When the centurion saw what had taken place, he praised God and said, “Certainly this man was innocent.” And when all the crowds who had gathered there for this spectacle saw what had taken place, they returned home, beating their breasts. But all his acquaintances, including the women who had followed him from Galilee, stood at a distance, watching these things.
from Rev. Joshua Patty, Central Christian Church, Fairmont:
In the end, Luke reminds us as he tells of Christ’s crucifixion, there were winners and losers. The crowd witnessed the entire spectacle, then returned home “beating their breasts.” The same people who had cried out for blood, who had embraced the murderer Barabbas instead of Jesus, who demanded “Crucify him!” got their wish. And they went home, proud of themselves.
Standing “at a distance,” likely in silence and grief, were the losers, many of Jesus’ disciples and loved ones, who witnessed not only the brutal execution of their friend and teacher, but the violent self-satisfaction of the crowd.

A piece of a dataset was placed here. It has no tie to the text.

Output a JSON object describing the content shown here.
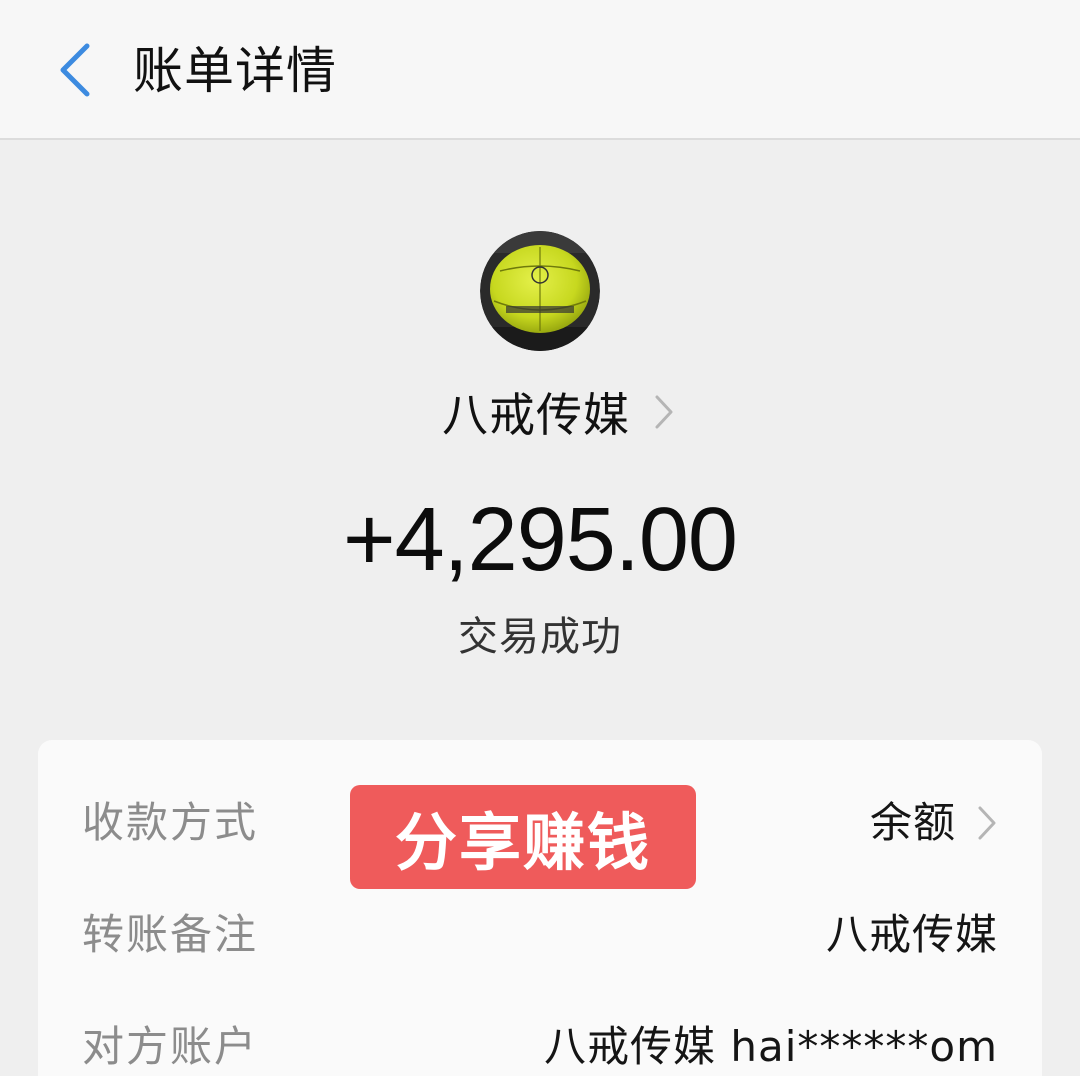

You and I watch this unfold at a greater distance across the centuries. In that time, we’ve managed to neaten the scene into basic categories: Christ’s noble suffering and demeanor, the horror of sin and violence, the ultimate meaning of Christ’s death. Brashly, the symbol of horror – the cross – has become the positive representation of our faith, in our art, our architecture, and even our fashion.
Harder to admit, given nearly 2000 years since that awful Friday, is that we sometimes bear more in common with the smug chest-beaters who demanded, and then cheered, Jesus’ death. We seek violence and call it justice; we blame our problems on others and scapegoat them. In actions large and small, we have cried out for blood, “Crucify him!” Proudly, we thump our chests. Christ bore it then, and bears it still – the scorn, the condescension, the blood thirst, the sins. He suffered, bled and died. But he forgave them. And he forgives us.
As we have seen the cross of Jesus once again, O God,
help us to receive your boundless mercy which it depicts,
and which it delivers to our lives and to our world.